Serial digital health entrepreneur Jean-Luc Neptune recently joined the team at Blueprint Health as Executive Director of the accelerator program. He shared some data about the program in a recent blog post.

“Blueprint has … grown significantly since that fateful launch day three years ago,” he wrote. “We’ve graduated six Accelerator classes to date, with a seventh class getting ready to go in the next few weeks. In total, we’ve helped accelerate the growth of 53 companies addressing a broad range of health problems including medication adherence, specialist referrals, hospital purchasing, and care transitions, among others. Of those 53 companies, 85 percent are still in operation and, of those, 90 percent are generating revenue, a sign that our efforts have create sustainable value.”

Update: Neptune emailed to say that 85 percent, not 90 percent of the companies are generating revenue, contrary to what he wrote in his blog post initially. We also omitted Moving Analytics from the original version of this article.

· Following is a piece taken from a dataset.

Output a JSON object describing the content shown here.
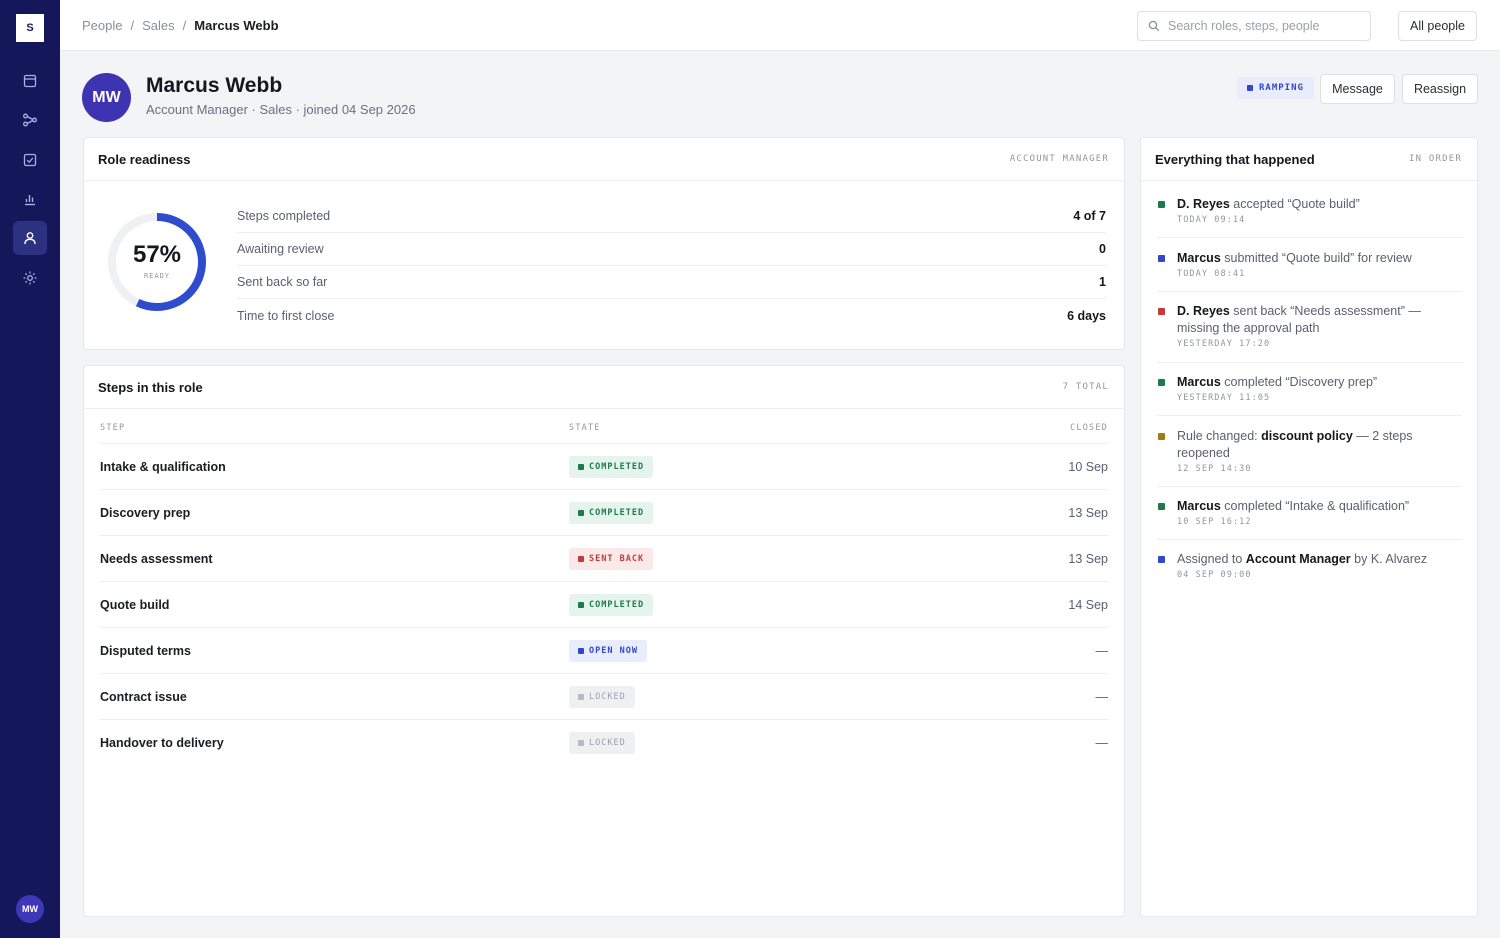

Read on for the seven new startups in Blueprint’s class. Keep reading>>